A police chief in the West Country has called for every officer in his force to be using a body-worn camera within the next year.
The Chief Constable of Devon and Cornwall Police said the public is better protected when officers wear cameras while the Chief Constable of Avon and Somerset said complaints against officers dropped significantly since investing in the kit.
Both forces have spent hundreds of thousands of pounds on body-worn cameras but senior officers say their use will save money in the long run.
In the Avon and Somerset Force area complaints against officers have halved since they began using body cameras.
Chief Constable Andy Marsh said they save money and time by decreasing unnecessary paperwork and time giving evidence in court.
The force has invested £800,000 in the kit so far and can now record every move and every sound of an incident.
2200 officers have been issues with cameras and a further 300 are available to share.
Many officers say they are now getting convictions they would not have secured without the cameras, most notably in cases of domestic violence.
In the Devon and Cornwall Force area Chief Constable Shaun Sawyer has given 270 units to armed officers but wanted to roll them out to all 3000 of his officers.
He said the public will be better served by every officer wearing a camera - something the Police and Crime Commissioner supports.

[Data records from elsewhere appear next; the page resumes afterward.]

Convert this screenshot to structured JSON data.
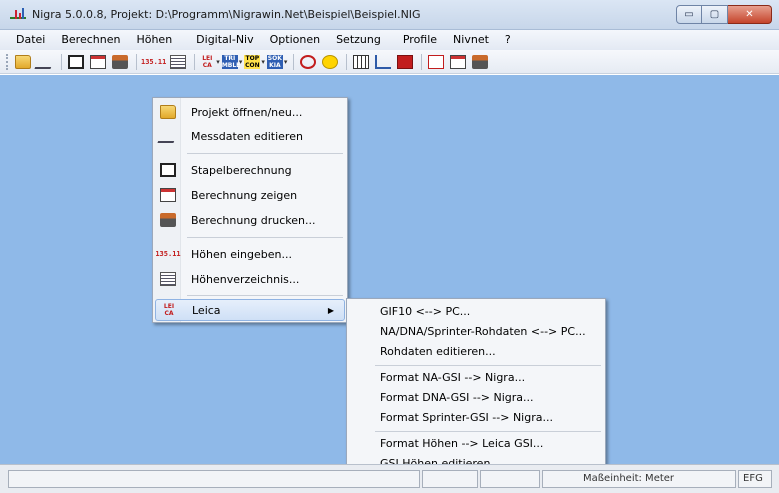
{
  "window": {
    "title": "Nigra 5.0.0.8, Projekt: D:\\Programm\\Nigrawin.Net\\Beispiel\\Beispiel.NIG",
    "min_glyph": "▭",
    "max_glyph": "▢",
    "close_glyph": "✕"
  },
  "menubar": {
    "items": [
      "Datei",
      "Berechnen",
      "Höhen",
      "Digital-Niv",
      "Optionen",
      "Setzung",
      "Profile",
      "Nivnet",
      "?"
    ]
  },
  "toolbar": {
    "txt_hoehen": "135.11",
    "leica_top": "LEI",
    "leica_bottom": "CA",
    "trimble_top": "TRI",
    "trimble_bottom": "MBLE",
    "topcon_top": "TOP",
    "topcon_bottom": "CON",
    "sokkia_top": "SOK",
    "sokkia_bottom": "KIA",
    "dropdown_glyph": "▾"
  },
  "context_menu": {
    "items": [
      {
        "label": "Projekt öffnen/neu...",
        "icon": "folder-icon"
      },
      {
        "label": "Messdaten editieren",
        "icon": "pen-icon"
      },
      {
        "label": "Stapelberechnung",
        "icon": "calculator-icon"
      },
      {
        "label": "Berechnung zeigen",
        "icon": "document-icon"
      },
      {
        "label": "Berechnung drucken...",
        "icon": "printer-icon"
      },
      {
        "label": "Höhen eingeben...",
        "icon": "height-input-icon"
      },
      {
        "label": "Höhenverzeichnis...",
        "icon": "list-icon"
      },
      {
        "label": "Leica",
        "icon": "leica-icon"
      }
    ],
    "hoehen_icon_text": "135.11",
    "leica_icon_top": "LEI",
    "leica_icon_bottom": "CA",
    "submenu_arrow": "▶"
  },
  "submenu": {
    "items": [
      "GIF10 <--> PC...",
      "NA/DNA/Sprinter-Rohdaten <--> PC...",
      "Rohdaten editieren...",
      "Format NA-GSI --> Nigra...",
      "Format DNA-GSI --> Nigra...",
      "Format Sprinter-GSI --> Nigra...",
      "Format Höhen --> Leica GSI...",
      "GSI Höhen editieren"
    ]
  },
  "statusbar": {
    "unit": "Maßeinheit: Meter",
    "mode": "EFG"
  },
  "colors": {
    "workspace": "#8fb9e8",
    "highlight": "#cfe0f6"
  }
}
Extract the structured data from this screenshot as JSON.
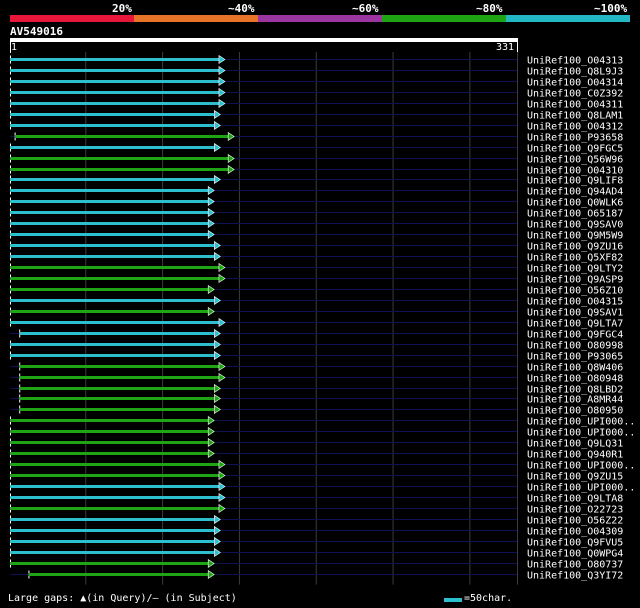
{
  "legend": {
    "labels": [
      "20%",
      "~40%",
      "~60%",
      "~80%",
      "~100%"
    ],
    "colors": [
      "#e8173a",
      "#e8742a",
      "#9b35a0",
      "#1fa514",
      "#21b8c4"
    ]
  },
  "query": {
    "name": "AV549016",
    "start": "1",
    "end": "331",
    "length": 331
  },
  "footer": {
    "gaps_text": "Large gaps: ▲(in Query)/— (in Subject)",
    "scale_text": "=50char."
  },
  "chart_data": {
    "type": "bar",
    "xlim": [
      1,
      331
    ],
    "hits": [
      {
        "name": "UniRef100_O04313",
        "start": 1,
        "end": 137,
        "color": "cyan"
      },
      {
        "name": "UniRef100_Q8L9J3",
        "start": 1,
        "end": 137,
        "color": "cyan"
      },
      {
        "name": "UniRef100_O04314",
        "start": 1,
        "end": 137,
        "color": "cyan"
      },
      {
        "name": "UniRef100_C0Z392",
        "start": 1,
        "end": 137,
        "color": "cyan"
      },
      {
        "name": "UniRef100_O04311",
        "start": 1,
        "end": 137,
        "color": "cyan"
      },
      {
        "name": "UniRef100_Q8LAM1",
        "start": 1,
        "end": 134,
        "color": "cyan"
      },
      {
        "name": "UniRef100_O04312",
        "start": 1,
        "end": 134,
        "color": "cyan"
      },
      {
        "name": "UniRef100_P93658",
        "start": 4,
        "end": 143,
        "color": "green"
      },
      {
        "name": "UniRef100_Q9FGC5",
        "start": 1,
        "end": 134,
        "color": "cyan"
      },
      {
        "name": "UniRef100_Q56W96",
        "start": 1,
        "end": 143,
        "color": "green"
      },
      {
        "name": "UniRef100_O04310",
        "start": 1,
        "end": 143,
        "color": "green"
      },
      {
        "name": "UniRef100_Q9LIF8",
        "start": 1,
        "end": 134,
        "color": "cyan"
      },
      {
        "name": "UniRef100_Q94AD4",
        "start": 1,
        "end": 130,
        "color": "cyan"
      },
      {
        "name": "UniRef100_Q0WLK6",
        "start": 1,
        "end": 130,
        "color": "cyan"
      },
      {
        "name": "UniRef100_O65187",
        "start": 1,
        "end": 130,
        "color": "cyan"
      },
      {
        "name": "UniRef100_Q9SAV0",
        "start": 1,
        "end": 130,
        "color": "cyan"
      },
      {
        "name": "UniRef100_Q9M5W9",
        "start": 1,
        "end": 130,
        "color": "cyan"
      },
      {
        "name": "UniRef100_Q9ZU16",
        "start": 1,
        "end": 134,
        "color": "cyan"
      },
      {
        "name": "UniRef100_Q5XF82",
        "start": 1,
        "end": 134,
        "color": "cyan"
      },
      {
        "name": "UniRef100_Q9LTY2",
        "start": 1,
        "end": 137,
        "color": "green"
      },
      {
        "name": "UniRef100_Q9ASP9",
        "start": 1,
        "end": 137,
        "color": "green"
      },
      {
        "name": "UniRef100_O56Z10",
        "start": 1,
        "end": 130,
        "color": "green"
      },
      {
        "name": "UniRef100_O04315",
        "start": 1,
        "end": 134,
        "color": "cyan"
      },
      {
        "name": "UniRef100_Q9SAV1",
        "start": 1,
        "end": 130,
        "color": "green"
      },
      {
        "name": "UniRef100_Q9LTA7",
        "start": 1,
        "end": 137,
        "color": "cyan"
      },
      {
        "name": "UniRef100_Q9FGC4",
        "start": 7,
        "end": 134,
        "color": "cyan"
      },
      {
        "name": "UniRef100_O80998",
        "start": 1,
        "end": 134,
        "color": "cyan"
      },
      {
        "name": "UniRef100_P93065",
        "start": 1,
        "end": 134,
        "color": "cyan"
      },
      {
        "name": "UniRef100_Q8W406",
        "start": 7,
        "end": 137,
        "color": "green"
      },
      {
        "name": "UniRef100_O80948",
        "start": 7,
        "end": 137,
        "color": "green"
      },
      {
        "name": "UniRef100_Q8LBD2",
        "start": 7,
        "end": 134,
        "color": "green"
      },
      {
        "name": "UniRef100_A8MR44",
        "start": 7,
        "end": 134,
        "color": "green"
      },
      {
        "name": "UniRef100_O80950",
        "start": 7,
        "end": 134,
        "color": "green"
      },
      {
        "name": "UniRef100_UPI000..",
        "start": 1,
        "end": 130,
        "color": "green"
      },
      {
        "name": "UniRef100_UPI000..",
        "start": 1,
        "end": 130,
        "color": "green"
      },
      {
        "name": "UniRef100_Q9LQ31",
        "start": 1,
        "end": 130,
        "color": "green"
      },
      {
        "name": "UniRef100_Q940R1",
        "start": 1,
        "end": 130,
        "color": "green"
      },
      {
        "name": "UniRef100_UPI000..",
        "start": 1,
        "end": 137,
        "color": "green"
      },
      {
        "name": "UniRef100_Q9ZU15",
        "start": 1,
        "end": 137,
        "color": "green"
      },
      {
        "name": "UniRef100_UPI000..",
        "start": 1,
        "end": 137,
        "color": "cyan"
      },
      {
        "name": "UniRef100_Q9LTA8",
        "start": 1,
        "end": 137,
        "color": "cyan"
      },
      {
        "name": "UniRef100_O22723",
        "start": 1,
        "end": 137,
        "color": "green"
      },
      {
        "name": "UniRef100_O56Z22",
        "start": 1,
        "end": 134,
        "color": "cyan"
      },
      {
        "name": "UniRef100_O04309",
        "start": 1,
        "end": 134,
        "color": "cyan"
      },
      {
        "name": "UniRef100_Q9FVU5",
        "start": 1,
        "end": 134,
        "color": "cyan"
      },
      {
        "name": "UniRef100_Q0WPG4",
        "start": 1,
        "end": 134,
        "color": "cyan"
      },
      {
        "name": "UniRef100_O80737",
        "start": 1,
        "end": 130,
        "color": "green"
      },
      {
        "name": "UniRef100_Q3YI72",
        "start": 13,
        "end": 130,
        "color": "green"
      }
    ],
    "colors": {
      "cyan": "#2ebfcf",
      "green": "#1fa514"
    },
    "gridlines": [
      50,
      100,
      150,
      200,
      250,
      300,
      331
    ]
  }
}
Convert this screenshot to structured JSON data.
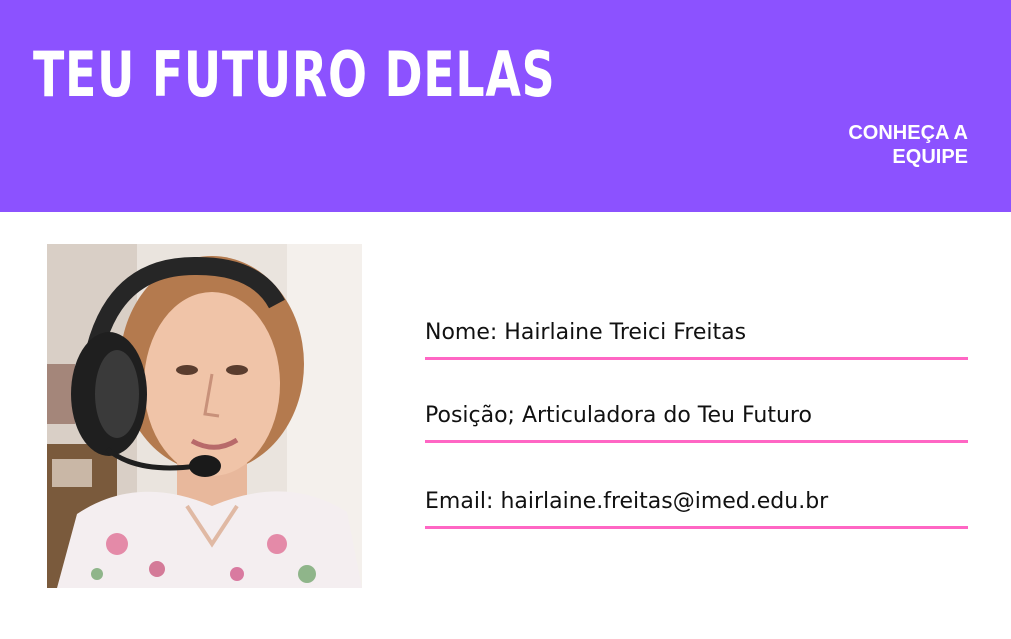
{
  "header": {
    "title": "TEU FUTURO DELAS",
    "team_link": "CONHEÇA A EQUIPE"
  },
  "profile": {
    "photo_alt": "",
    "name": "Nome: Hairlaine Treici Freitas",
    "position": "Posição; Articuladora do Teu Futuro",
    "email": "Email: hairlaine.freitas@imed.edu.br"
  },
  "colors": {
    "header_bg": "#8c52ff",
    "divider": "#ff66c4",
    "text": "#111111"
  }
}
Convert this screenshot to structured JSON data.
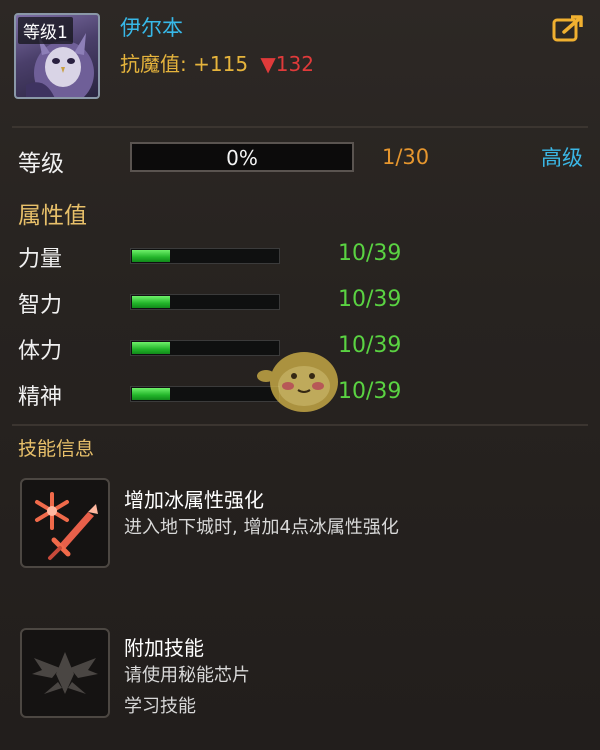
{
  "hero": {
    "level_tag": "等级1",
    "name": "伊尔本",
    "resist_label": "抗魔值:",
    "resist_value": "+115",
    "resist_delta": "▼132"
  },
  "level": {
    "label": "等级",
    "progress_text": "0%",
    "progress": 0,
    "count": "1/30",
    "advanced_label": "高级"
  },
  "attributes": {
    "title": "属性值",
    "items": [
      {
        "name": "力量",
        "value": "10/39",
        "progress": 0.26
      },
      {
        "name": "智力",
        "value": "10/39",
        "progress": 0.26
      },
      {
        "name": "体力",
        "value": "10/39",
        "progress": 0.26
      },
      {
        "name": "精神",
        "value": "10/39",
        "progress": 0.26
      }
    ]
  },
  "skills": {
    "title": "技能信息",
    "items": [
      {
        "icon": "ice-sword-icon",
        "name": "增加冰属性强化",
        "desc_lines": [
          "进入地下城时, 增加4点冰属性强化"
        ]
      },
      {
        "icon": "wing-emblem-icon",
        "name": "附加技能",
        "desc_lines": [
          "请使用秘能芯片",
          "学习技能"
        ]
      }
    ]
  },
  "colors": {
    "name_blue": "#37b8e8",
    "gold": "#e6b43c",
    "red": "#e03a3a",
    "green": "#5ad342",
    "orange": "#e6962e"
  }
}
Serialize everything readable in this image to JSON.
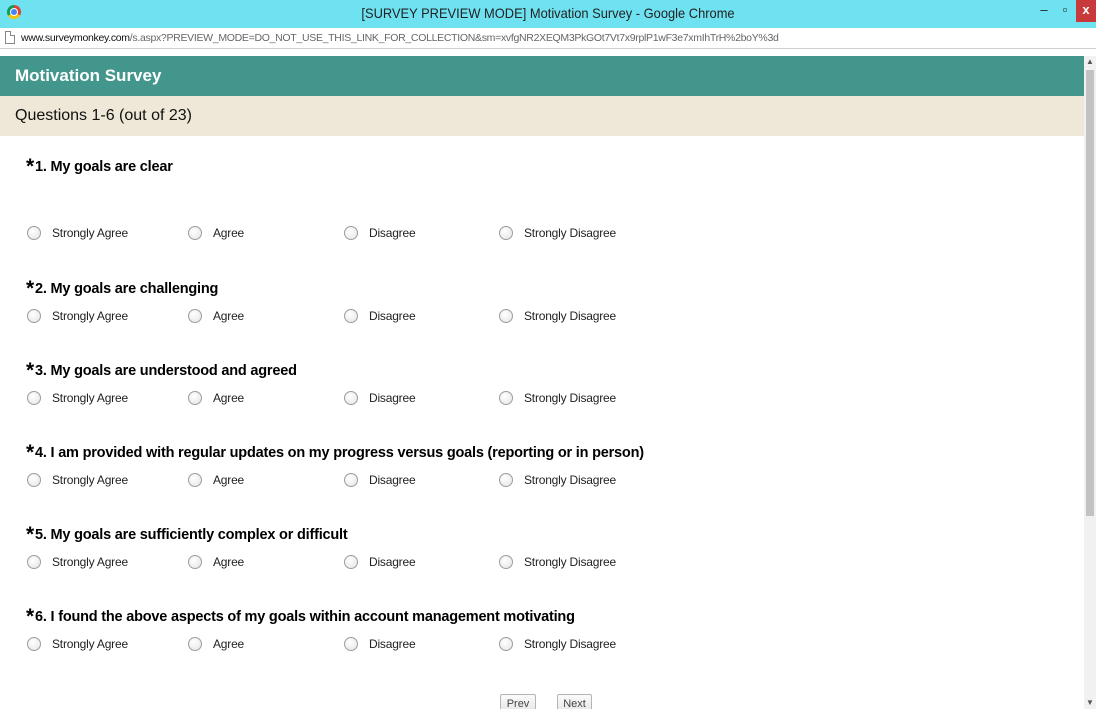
{
  "window": {
    "title": "[SURVEY PREVIEW MODE] Motivation Survey - Google Chrome",
    "minimize": "–",
    "maximize": "▫",
    "close": "x"
  },
  "address": {
    "domain": "www.surveymonkey.com",
    "path": "/s.aspx?PREVIEW_MODE=DO_NOT_USE_THIS_LINK_FOR_COLLECTION&sm=xvfgNR2XEQM3PkGOt7Vt7x9rplP1wF3e7xmIhTrH%2boY%3d"
  },
  "survey": {
    "title": "Motivation Survey",
    "progress": "Questions 1-6 (out of 23)",
    "required_marker": "*",
    "options": [
      "Strongly Agree",
      "Agree",
      "Disagree",
      "Strongly Disagree"
    ],
    "questions": [
      {
        "number": "1.",
        "text": "My goals are clear"
      },
      {
        "number": "2.",
        "text": "My goals are challenging"
      },
      {
        "number": "3.",
        "text": "My goals are understood and agreed"
      },
      {
        "number": "4.",
        "text": "I am provided with regular updates on my progress versus goals (reporting or in person)"
      },
      {
        "number": "5.",
        "text": "My goals are sufficiently complex or difficult"
      },
      {
        "number": "6.",
        "text": "I found the above aspects of my goals within account management motivating"
      }
    ],
    "prev_label": "Prev",
    "next_label": "Next"
  },
  "scrollbar": {
    "up_arrow": "▲",
    "down_arrow": "▼"
  },
  "colors": {
    "titlebar": "#6fe2f2",
    "survey_header": "#43968b",
    "page_banner": "#efe8d8",
    "close_button": "#c7393a"
  }
}
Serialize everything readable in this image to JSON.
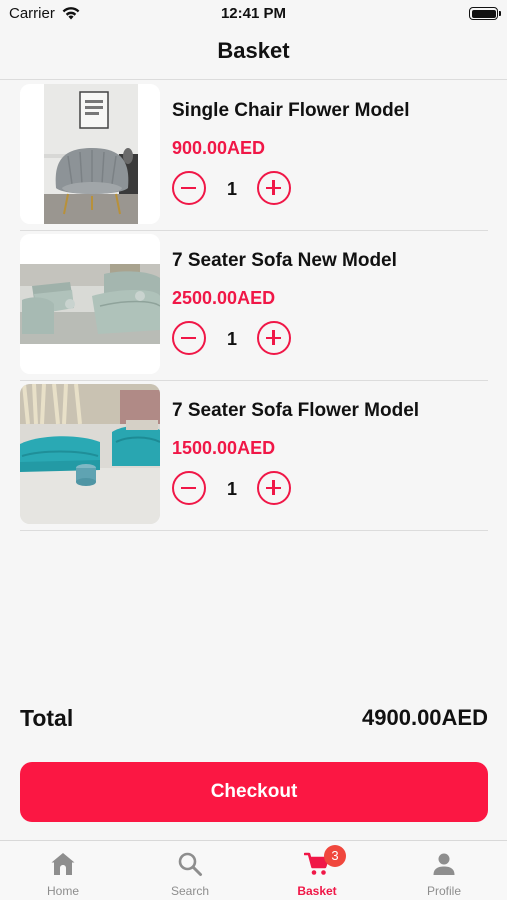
{
  "status_bar": {
    "carrier": "Carrier",
    "time": "12:41 PM"
  },
  "header": {
    "title": "Basket"
  },
  "cart": {
    "items": [
      {
        "name": "Single Chair Flower Model",
        "price": "900.00AED",
        "quantity": "1"
      },
      {
        "name": "7 Seater Sofa New Model",
        "price": "2500.00AED",
        "quantity": "1"
      },
      {
        "name": "7 Seater Sofa Flower Model",
        "price": "1500.00AED",
        "quantity": "1"
      }
    ]
  },
  "summary": {
    "total_label": "Total",
    "total_value": "4900.00AED"
  },
  "checkout": {
    "label": "Checkout"
  },
  "tabbar": {
    "tabs": [
      {
        "label": "Home",
        "icon": "home-icon"
      },
      {
        "label": "Search",
        "icon": "search-icon"
      },
      {
        "label": "Basket",
        "icon": "cart-icon",
        "badge": "3",
        "active": true
      },
      {
        "label": "Profile",
        "icon": "person-icon"
      }
    ]
  },
  "colors": {
    "accent": "#f01747",
    "checkout": "#fb1743",
    "badge": "#f0473d",
    "inactive": "#8e8e8e"
  }
}
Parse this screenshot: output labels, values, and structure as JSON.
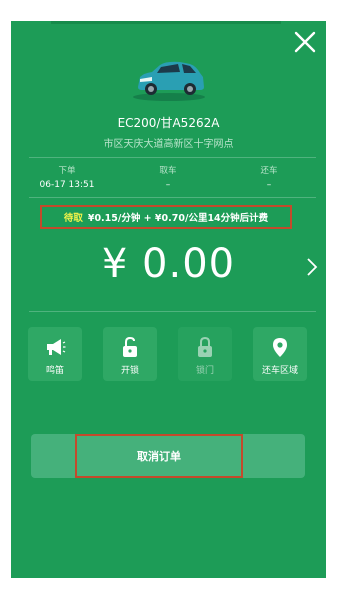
{
  "close_icon": "close-icon",
  "vehicle": {
    "plate": "EC200/甘A5262A",
    "station": "市区天庆大道高新区十字网点"
  },
  "trip": [
    {
      "label": "下单",
      "value": "06-17 13:51"
    },
    {
      "label": "取车",
      "value": "–"
    },
    {
      "label": "还车",
      "value": "–"
    }
  ],
  "fee": {
    "tag": "待取",
    "text": "¥0.15/分钟 + ¥0.70/公里14分钟后计费"
  },
  "amount": "¥ 0.00",
  "actions": [
    {
      "label": "鸣笛",
      "icon": "horn-icon",
      "enabled": true
    },
    {
      "label": "开锁",
      "icon": "unlock-icon",
      "enabled": true
    },
    {
      "label": "锁门",
      "icon": "lock-icon",
      "enabled": false
    },
    {
      "label": "还车区域",
      "icon": "location-pin-icon",
      "enabled": true
    }
  ],
  "cancel_label": "取消订单",
  "colors": {
    "panel": "#1d9c57",
    "highlight_border": "#c44a2b",
    "tag": "#f3f34a"
  }
}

Arguments against the use of body cameras include infringement on the privacy of both officers and members of the public.
Video data and information could be open to hacks and theft - although any footage not needed has to be wiped within 28 days, the pubic have a right to see anything recorded and footage must be independently scrutinised by a Police and Crime Commissioner.
Officers admit people can change their attitude as soon as cameras are switched on with a front screen showing them what the camera is recording.